[Data for this exercise]
────
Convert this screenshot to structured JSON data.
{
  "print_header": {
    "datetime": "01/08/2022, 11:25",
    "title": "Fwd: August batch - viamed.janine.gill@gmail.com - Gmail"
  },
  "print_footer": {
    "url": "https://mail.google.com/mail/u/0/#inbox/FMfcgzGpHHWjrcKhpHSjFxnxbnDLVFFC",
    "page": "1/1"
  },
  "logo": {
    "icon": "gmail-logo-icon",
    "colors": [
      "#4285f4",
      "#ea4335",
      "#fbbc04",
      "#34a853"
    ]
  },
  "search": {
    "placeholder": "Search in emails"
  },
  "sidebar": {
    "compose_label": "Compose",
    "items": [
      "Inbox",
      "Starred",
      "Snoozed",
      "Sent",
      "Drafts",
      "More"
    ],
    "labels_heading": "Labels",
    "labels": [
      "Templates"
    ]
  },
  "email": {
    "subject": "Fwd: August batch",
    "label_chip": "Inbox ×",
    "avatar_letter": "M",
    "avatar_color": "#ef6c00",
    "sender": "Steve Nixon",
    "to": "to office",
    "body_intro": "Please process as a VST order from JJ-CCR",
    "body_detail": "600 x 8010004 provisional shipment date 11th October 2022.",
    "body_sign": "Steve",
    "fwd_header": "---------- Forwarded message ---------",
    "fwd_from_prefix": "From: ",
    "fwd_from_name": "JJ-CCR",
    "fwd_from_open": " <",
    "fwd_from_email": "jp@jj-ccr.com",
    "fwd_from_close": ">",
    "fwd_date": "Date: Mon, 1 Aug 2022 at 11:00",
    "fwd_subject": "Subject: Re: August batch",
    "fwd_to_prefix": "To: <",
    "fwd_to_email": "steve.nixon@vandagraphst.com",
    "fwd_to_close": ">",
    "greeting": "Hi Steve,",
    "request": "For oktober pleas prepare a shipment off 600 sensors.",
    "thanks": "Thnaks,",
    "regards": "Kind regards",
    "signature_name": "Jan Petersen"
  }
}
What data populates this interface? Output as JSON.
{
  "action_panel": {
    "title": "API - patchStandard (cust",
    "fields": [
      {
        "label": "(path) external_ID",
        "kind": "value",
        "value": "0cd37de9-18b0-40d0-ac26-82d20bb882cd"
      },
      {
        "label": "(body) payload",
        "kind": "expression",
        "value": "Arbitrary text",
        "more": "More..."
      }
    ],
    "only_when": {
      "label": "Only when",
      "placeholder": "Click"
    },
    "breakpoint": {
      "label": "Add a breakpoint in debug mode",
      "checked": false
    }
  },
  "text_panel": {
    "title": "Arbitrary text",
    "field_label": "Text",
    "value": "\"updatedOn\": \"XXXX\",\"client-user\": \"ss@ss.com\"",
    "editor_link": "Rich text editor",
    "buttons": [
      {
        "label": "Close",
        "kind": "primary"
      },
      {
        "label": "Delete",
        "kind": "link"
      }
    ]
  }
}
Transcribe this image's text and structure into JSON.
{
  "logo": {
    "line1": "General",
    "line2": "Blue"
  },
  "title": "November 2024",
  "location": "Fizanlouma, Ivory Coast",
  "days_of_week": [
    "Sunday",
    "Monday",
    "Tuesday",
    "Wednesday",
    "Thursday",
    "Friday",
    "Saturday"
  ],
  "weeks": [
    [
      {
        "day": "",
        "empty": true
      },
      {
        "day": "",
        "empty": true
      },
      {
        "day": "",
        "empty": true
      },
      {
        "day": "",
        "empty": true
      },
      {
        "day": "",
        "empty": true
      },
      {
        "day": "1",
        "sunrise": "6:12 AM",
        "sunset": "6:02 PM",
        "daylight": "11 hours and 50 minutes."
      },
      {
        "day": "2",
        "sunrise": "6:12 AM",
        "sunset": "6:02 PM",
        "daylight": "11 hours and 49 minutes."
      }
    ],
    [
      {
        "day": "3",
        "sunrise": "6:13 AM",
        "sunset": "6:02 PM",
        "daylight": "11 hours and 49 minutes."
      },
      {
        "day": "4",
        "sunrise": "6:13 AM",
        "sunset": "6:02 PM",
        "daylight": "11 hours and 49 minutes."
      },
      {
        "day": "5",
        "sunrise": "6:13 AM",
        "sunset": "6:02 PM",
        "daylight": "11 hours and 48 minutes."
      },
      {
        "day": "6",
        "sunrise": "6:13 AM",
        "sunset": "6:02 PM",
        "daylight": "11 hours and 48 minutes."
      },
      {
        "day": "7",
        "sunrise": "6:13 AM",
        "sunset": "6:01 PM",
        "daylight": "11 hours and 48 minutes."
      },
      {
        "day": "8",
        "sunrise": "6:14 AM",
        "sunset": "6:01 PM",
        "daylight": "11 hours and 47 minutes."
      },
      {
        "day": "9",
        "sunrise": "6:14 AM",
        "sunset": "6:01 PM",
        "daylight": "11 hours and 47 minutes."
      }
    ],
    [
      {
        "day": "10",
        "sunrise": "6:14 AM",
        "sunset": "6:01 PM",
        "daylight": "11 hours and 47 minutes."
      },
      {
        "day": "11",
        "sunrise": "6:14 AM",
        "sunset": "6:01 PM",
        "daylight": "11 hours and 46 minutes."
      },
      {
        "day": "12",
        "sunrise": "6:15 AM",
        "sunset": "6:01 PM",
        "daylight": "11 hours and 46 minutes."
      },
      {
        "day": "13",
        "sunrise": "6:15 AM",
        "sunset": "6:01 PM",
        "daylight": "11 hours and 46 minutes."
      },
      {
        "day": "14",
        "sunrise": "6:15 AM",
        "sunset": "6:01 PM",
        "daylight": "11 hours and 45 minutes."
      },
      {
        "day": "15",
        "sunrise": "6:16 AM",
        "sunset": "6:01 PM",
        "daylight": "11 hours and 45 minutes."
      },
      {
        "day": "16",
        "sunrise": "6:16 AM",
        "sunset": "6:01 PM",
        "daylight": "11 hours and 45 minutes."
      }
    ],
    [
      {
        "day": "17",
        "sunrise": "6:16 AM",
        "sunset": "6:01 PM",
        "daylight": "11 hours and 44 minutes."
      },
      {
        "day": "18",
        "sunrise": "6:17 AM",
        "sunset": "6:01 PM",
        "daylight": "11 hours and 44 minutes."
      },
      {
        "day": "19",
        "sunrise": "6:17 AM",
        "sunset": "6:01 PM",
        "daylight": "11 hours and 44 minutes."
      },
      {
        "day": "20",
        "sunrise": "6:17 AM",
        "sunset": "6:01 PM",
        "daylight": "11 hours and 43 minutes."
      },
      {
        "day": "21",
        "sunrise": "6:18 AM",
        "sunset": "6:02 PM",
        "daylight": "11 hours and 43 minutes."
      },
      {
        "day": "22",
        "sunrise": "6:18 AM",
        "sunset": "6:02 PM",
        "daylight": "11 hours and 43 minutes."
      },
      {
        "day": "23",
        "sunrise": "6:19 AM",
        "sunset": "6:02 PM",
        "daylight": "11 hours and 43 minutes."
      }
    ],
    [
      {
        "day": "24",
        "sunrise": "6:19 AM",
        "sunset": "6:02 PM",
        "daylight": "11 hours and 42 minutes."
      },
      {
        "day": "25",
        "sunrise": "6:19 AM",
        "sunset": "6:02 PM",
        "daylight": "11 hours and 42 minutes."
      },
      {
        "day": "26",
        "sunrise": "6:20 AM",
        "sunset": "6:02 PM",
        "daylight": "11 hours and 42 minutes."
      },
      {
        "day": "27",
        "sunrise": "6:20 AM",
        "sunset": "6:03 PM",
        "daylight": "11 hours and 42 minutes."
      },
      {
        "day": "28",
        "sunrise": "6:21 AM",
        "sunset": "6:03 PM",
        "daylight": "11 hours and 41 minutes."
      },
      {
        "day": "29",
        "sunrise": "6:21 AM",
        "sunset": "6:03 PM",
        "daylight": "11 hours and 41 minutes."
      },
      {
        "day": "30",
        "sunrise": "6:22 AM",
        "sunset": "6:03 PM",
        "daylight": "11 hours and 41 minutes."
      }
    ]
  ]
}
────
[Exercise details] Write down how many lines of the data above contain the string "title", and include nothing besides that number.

[Completed task] 4